the bicycle chain, in the case of a new one, presents the intent observer with something of a dichotomy, not to say divided opinion. for those who actually remember and hand the bike over to their local bike shop to have the chain replaced, this might fit into the realm of "i didn't know that." the manufacturers of nice new chains very kindly cover them with a thin coating of grease, mostly to keep them in pristine condition until one of us hands over our hard-earned.
however, this thin coating of grease is easily sufficient to provide at least a minimal level of immediate lubrication for those without the patience to look at alternatives. in fact, there are many amongst us who would contend that the true reason for this film of grease is precisely that, to save scrounging about in the bikeshed for that little bottle of lube that was definitely there on saturday morning.
for those deep of pocket, or with a professional contract in their pocket, the chaps and chapesses at muc-off are more than happy to offer, at considerable expense, a fully pre-lubricated bicycle chain, something that, if nothing else, simply muddies the waters even further. however, what is less open to debate is quite how to deal with the situation in hand whatever your point of view on the subject.
in either case, it would take a true quantity of naiveté not to remove the factory applied coating, prior to lubricating the chain with your oil/synthetic lubricant of choice. grease, in case the effect had passed you by, has a tendency to attract grit, dirt and several other unsavoury elements; if you left the chain in its delivered condition, it would be foolish, would it not, to simply attempt to drip some lubricant on top of all that? yes, the chain will work, but its lifecycle will be a tad less than the purchase price might have suggested.
thus, as technology has improved and tolerances have become ever more precise, that can of three-in-one oil on the shelf at the back of the garage has become less relevant to the bicycle and more confined to the lawnmower. nowadays, a lubricant is simply the final stage in the process, being effectively preceded by a liberal coating of degreaser (and if we're really going to be thorough, a scrubbing with a purple harry pipecleaner). either allow that to dry of its own accord, or wipe the chain and cassette with a cloth or towel, before dripping a spot of lube on each chain roller.
it has been pointed out to me on several occasions over the years, that one of the worst things i could use to 'oil' my chain was a liberal dousing of wd40. that, i am happy to inform, is decidedly no longer the case. for in the past month or so, wd40 have introduced a range of bicycle-related products consisting of an aerosol degreaser, an aerosol lubricant matched with small bottles of dry lube and wet lube, the appropriateness of which is engendered by the name.

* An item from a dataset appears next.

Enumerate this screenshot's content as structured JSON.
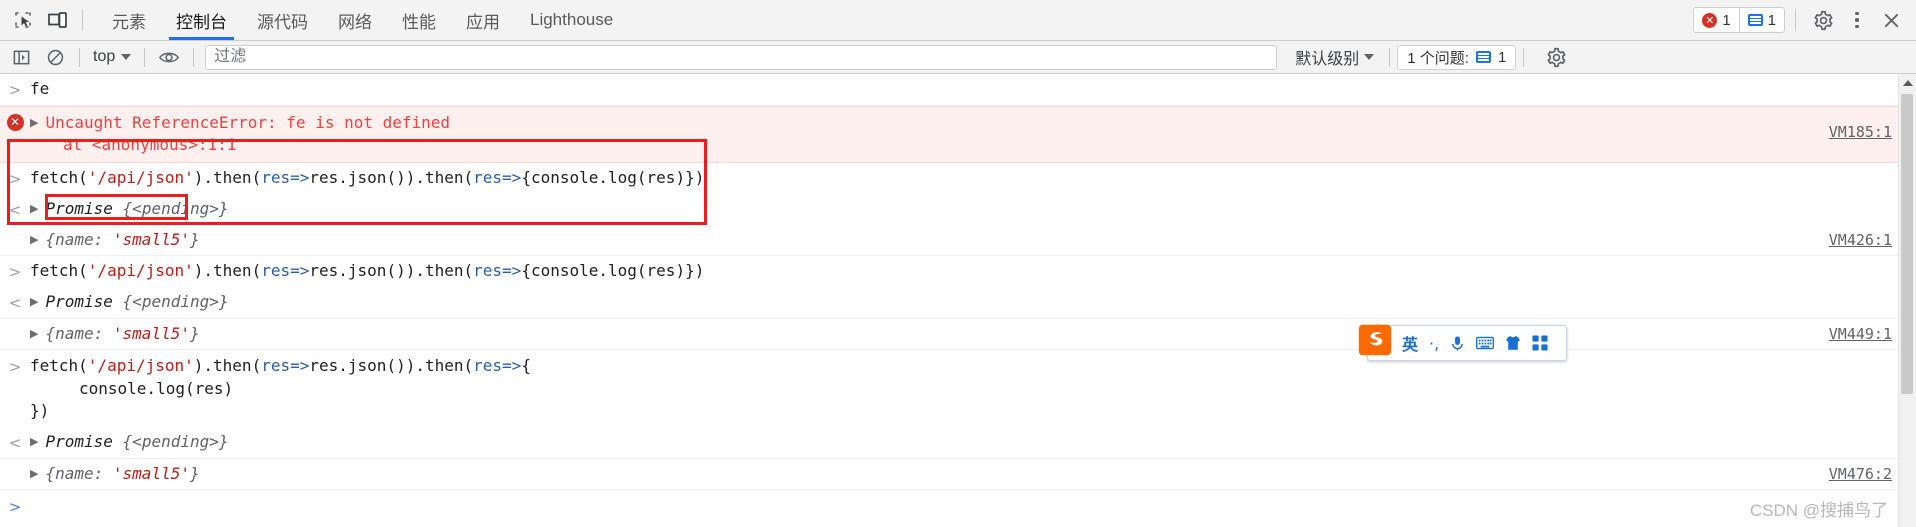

as one firmly of the 'remove all grease from a new chain' school of thought, the arrival of a brand new review bike from the specialized stable offered the ideal opporchancity to spray it with the wd40 degreaser then apply some lubricant. though i had already carried out a similar process on the considerably less than new chain on the colnago master, on that occasion i opted to lube with the wet lube, a product that proved every bit the equal of the conditions for which it was designed. and not only that, but it was simplicity itself to indulge my occd (obsessive compulsive chain disorder) by placing only a single drop on each chain roller.
in the case of the specialized's eleven-speed sram chain, i opted for the dry lube; in one aspect at least, this was a bit of a disappointment. wd40's yellow topped grey bottles do not require the tops to be removed completely, but simply to twist them open sufficiently to allow the lubricant to flow. while the wet lube is agreeably viscous, the dry lube has the consistency of water. thus, instead of a single drip on each roller, there was a mini-shower; highly effective, but a tad messy and ultimately wasteful. and my wheel rim did not thank me afterwards.
however, in mitigation, the dry lube did work remarkably well under the circumstances, though lack of a thorough dousing with precipitation has yet to offer a clue as to its longevity in the face of adversity. time will tell.
the spray lube has proved its effectiveness on the likes of sticky front mechs, squeaky gateposts and a recalcitrant back door hinge, though i should issue a disclaimer that the latter two are not actually bicycle-related. aside from the less than satisfactory application of the dry lube, these are more than welcome products from a company that surely has to be far better versed in the art of bicycle lubrication than are most of us. more than worth a portion of space on the bikeshed shelf.
500ml of wd40 bicycle degreaser retails at £8.99, the two 100ml bottles of lube cost £6.99 each and the 250ml can of all conditions spray lube can be had for £6.59.
tuesday 26 july 2016..........................................................................................................................................................................................................